In the street, things can happen so fast that your initial strike may have little effect other than to startle your would‑be attacker. Your second shot might miss simply because the attacker has suddenly moved to cover or counter. It’s your third shot that logically could do the most damage. Practicing this way also helps break your attachment to the one‑punch‑kill program.
If my theory is wrong and your attacker goes down right away ‑ great. If it’s the second shot that drops him ‑ great. You see what I’m saying? This is another “overkill” principal.
Closest Weapon/Closest Target (CWCT)
Often in a street situation, we are encumbered with so many choices and emotions that thinking clearly is like trying to learn Latin. Let me simplify your tactical dilemma: No matter how you are standing (lying, sitting) you have several natural weapons at your disposal. Your opponent, conversely, has targets in direct line with your weapons. You two are synched. Identify with this and work on this theory. It makes things happen fast.
I like to remind my students that the height of strategy is not in doing their favorite move, but rather, the worst move for their opponent. Therefore, the worst thing you could do to your opponent is to strike him suddenly, in the most unpredictable place and then follow‑up the surprise attack.
First Strike Theory
Use the CWCT theory to determine your opponent’s first strike potential. Identify it and determine your logical response to this attack. Once you have identified his CWCT, anything else he does will appear slower. Do you understand?
If you figure out the most logical, sudden attack your opponent could launch and you physically and mentally identify and prepare for it, then any other attack is slower and therefore, more telegraphic. This must be analyzed and then experimented with to be useful.
Stun And Run
As soon as you can, get the hell out of there!
Editor-in-Chief’s Note: Tony Blauer is a world renowned combatives instructor and the developer of the SPEAR System. His philosophy and mission has remained constant since 1979, always searching for a better way. Not trying to perpetuate a style; instead to educate an international community on the importance of psychology, fear management and behaviorally sound tactics.

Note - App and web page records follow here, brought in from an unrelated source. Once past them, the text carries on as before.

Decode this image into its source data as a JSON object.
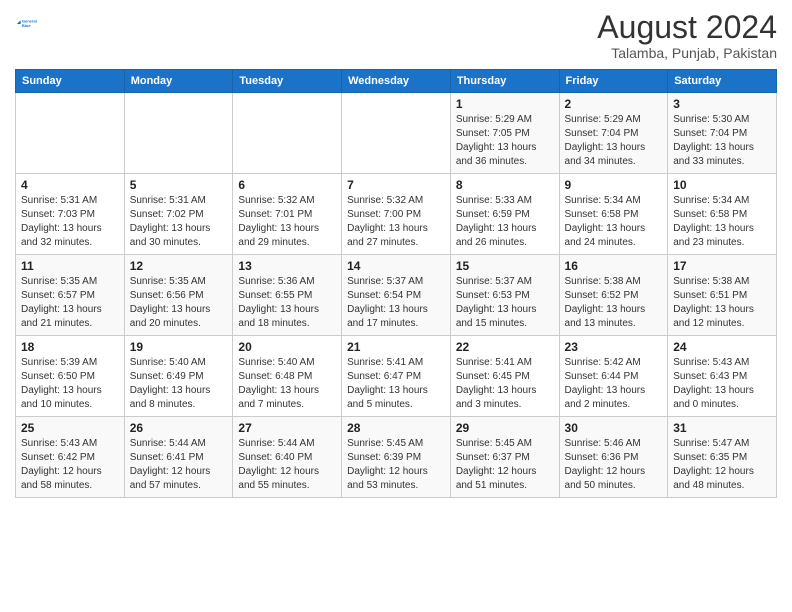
{
  "header": {
    "logo_line1": "General",
    "logo_line2": "Blue",
    "title": "August 2024",
    "subtitle": "Talamba, Punjab, Pakistan"
  },
  "days_of_week": [
    "Sunday",
    "Monday",
    "Tuesday",
    "Wednesday",
    "Thursday",
    "Friday",
    "Saturday"
  ],
  "weeks": [
    [
      {
        "day": "",
        "info": ""
      },
      {
        "day": "",
        "info": ""
      },
      {
        "day": "",
        "info": ""
      },
      {
        "day": "",
        "info": ""
      },
      {
        "day": "1",
        "info": "Sunrise: 5:29 AM\nSunset: 7:05 PM\nDaylight: 13 hours\nand 36 minutes."
      },
      {
        "day": "2",
        "info": "Sunrise: 5:29 AM\nSunset: 7:04 PM\nDaylight: 13 hours\nand 34 minutes."
      },
      {
        "day": "3",
        "info": "Sunrise: 5:30 AM\nSunset: 7:04 PM\nDaylight: 13 hours\nand 33 minutes."
      }
    ],
    [
      {
        "day": "4",
        "info": "Sunrise: 5:31 AM\nSunset: 7:03 PM\nDaylight: 13 hours\nand 32 minutes."
      },
      {
        "day": "5",
        "info": "Sunrise: 5:31 AM\nSunset: 7:02 PM\nDaylight: 13 hours\nand 30 minutes."
      },
      {
        "day": "6",
        "info": "Sunrise: 5:32 AM\nSunset: 7:01 PM\nDaylight: 13 hours\nand 29 minutes."
      },
      {
        "day": "7",
        "info": "Sunrise: 5:32 AM\nSunset: 7:00 PM\nDaylight: 13 hours\nand 27 minutes."
      },
      {
        "day": "8",
        "info": "Sunrise: 5:33 AM\nSunset: 6:59 PM\nDaylight: 13 hours\nand 26 minutes."
      },
      {
        "day": "9",
        "info": "Sunrise: 5:34 AM\nSunset: 6:58 PM\nDaylight: 13 hours\nand 24 minutes."
      },
      {
        "day": "10",
        "info": "Sunrise: 5:34 AM\nSunset: 6:58 PM\nDaylight: 13 hours\nand 23 minutes."
      }
    ],
    [
      {
        "day": "11",
        "info": "Sunrise: 5:35 AM\nSunset: 6:57 PM\nDaylight: 13 hours\nand 21 minutes."
      },
      {
        "day": "12",
        "info": "Sunrise: 5:35 AM\nSunset: 6:56 PM\nDaylight: 13 hours\nand 20 minutes."
      },
      {
        "day": "13",
        "info": "Sunrise: 5:36 AM\nSunset: 6:55 PM\nDaylight: 13 hours\nand 18 minutes."
      },
      {
        "day": "14",
        "info": "Sunrise: 5:37 AM\nSunset: 6:54 PM\nDaylight: 13 hours\nand 17 minutes."
      },
      {
        "day": "15",
        "info": "Sunrise: 5:37 AM\nSunset: 6:53 PM\nDaylight: 13 hours\nand 15 minutes."
      },
      {
        "day": "16",
        "info": "Sunrise: 5:38 AM\nSunset: 6:52 PM\nDaylight: 13 hours\nand 13 minutes."
      },
      {
        "day": "17",
        "info": "Sunrise: 5:38 AM\nSunset: 6:51 PM\nDaylight: 13 hours\nand 12 minutes."
      }
    ],
    [
      {
        "day": "18",
        "info": "Sunrise: 5:39 AM\nSunset: 6:50 PM\nDaylight: 13 hours\nand 10 minutes."
      },
      {
        "day": "19",
        "info": "Sunrise: 5:40 AM\nSunset: 6:49 PM\nDaylight: 13 hours\nand 8 minutes."
      },
      {
        "day": "20",
        "info": "Sunrise: 5:40 AM\nSunset: 6:48 PM\nDaylight: 13 hours\nand 7 minutes."
      },
      {
        "day": "21",
        "info": "Sunrise: 5:41 AM\nSunset: 6:47 PM\nDaylight: 13 hours\nand 5 minutes."
      },
      {
        "day": "22",
        "info": "Sunrise: 5:41 AM\nSunset: 6:45 PM\nDaylight: 13 hours\nand 3 minutes."
      },
      {
        "day": "23",
        "info": "Sunrise: 5:42 AM\nSunset: 6:44 PM\nDaylight: 13 hours\nand 2 minutes."
      },
      {
        "day": "24",
        "info": "Sunrise: 5:43 AM\nSunset: 6:43 PM\nDaylight: 13 hours\nand 0 minutes."
      }
    ],
    [
      {
        "day": "25",
        "info": "Sunrise: 5:43 AM\nSunset: 6:42 PM\nDaylight: 12 hours\nand 58 minutes."
      },
      {
        "day": "26",
        "info": "Sunrise: 5:44 AM\nSunset: 6:41 PM\nDaylight: 12 hours\nand 57 minutes."
      },
      {
        "day": "27",
        "info": "Sunrise: 5:44 AM\nSunset: 6:40 PM\nDaylight: 12 hours\nand 55 minutes."
      },
      {
        "day": "28",
        "info": "Sunrise: 5:45 AM\nSunset: 6:39 PM\nDaylight: 12 hours\nand 53 minutes."
      },
      {
        "day": "29",
        "info": "Sunrise: 5:45 AM\nSunset: 6:37 PM\nDaylight: 12 hours\nand 51 minutes."
      },
      {
        "day": "30",
        "info": "Sunrise: 5:46 AM\nSunset: 6:36 PM\nDaylight: 12 hours\nand 50 minutes."
      },
      {
        "day": "31",
        "info": "Sunrise: 5:47 AM\nSunset: 6:35 PM\nDaylight: 12 hours\nand 48 minutes."
      }
    ]
  ]
}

His company, Blauer Tactical Systems (BTS) along with his Personal Defense Readiness (PDR) team continues to research and evolve personal and professional safety training and products. Tony has also recently partnered with CrossFit to develop CrossFit Defense, promoting the parallels between the CrossFit philosophy and the SPEAR System.

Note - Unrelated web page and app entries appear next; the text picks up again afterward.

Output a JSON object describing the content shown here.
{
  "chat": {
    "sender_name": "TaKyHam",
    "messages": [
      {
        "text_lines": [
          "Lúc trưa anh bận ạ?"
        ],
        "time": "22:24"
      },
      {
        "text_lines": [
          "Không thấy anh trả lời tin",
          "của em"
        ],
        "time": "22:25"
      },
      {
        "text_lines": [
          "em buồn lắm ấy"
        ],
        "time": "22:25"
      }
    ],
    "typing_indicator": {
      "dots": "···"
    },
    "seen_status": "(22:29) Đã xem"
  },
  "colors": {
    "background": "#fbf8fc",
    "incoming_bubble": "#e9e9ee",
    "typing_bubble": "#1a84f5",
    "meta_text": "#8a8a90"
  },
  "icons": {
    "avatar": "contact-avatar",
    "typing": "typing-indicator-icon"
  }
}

Are you getting more than 14¢ of value per day from ITS Tactical?
Please consider joining our Crew Leader Membership and our growing community of supporters.
At ITS Tactical we’re working hard every day to provide different methods, ideas and knowledge that could one day save your life. Instead of simply asking for your support with donations, we’ve developed a membership to allow our readers to support what we do and allow us to give you back something in return.
For less than 14¢ a day you can help contribute directly to our content, and join our growing community of supporters who have directly influenced what we’ve been able to accomplish and where we’re headed.
Great write up.
We always called the T (CWCT) Threat rather than Target. I know it is just semantics. But a target makes my brain think that I HAVE to engage. Whereas thinking of a threat makes me think I have multiple ways to neutralize the last of which will be engaging. Thats just how my brain works though.
@MerrillWF Thanks for sharing! ^MP
@ITStactical You bet, what you guys do is absolutely tremendous!
This was a great write up with some really great tips and pointers. If you could add short video clips with examples of each of the different points you made that would be even more awesome. But either way, Thank You for taking the time to put this together.
@Davis_45 I agree. Here's a vid pretty close to what he's saying...http://www.youtube.com/channel/UCE5Bv-tvBppzU1_rcQv3j5w
Great article. Also remember the chance of multiple attackers. With the first attack move out and to your opponents weak side and attack. Always moving out to create distance and to scan for multiple attackers.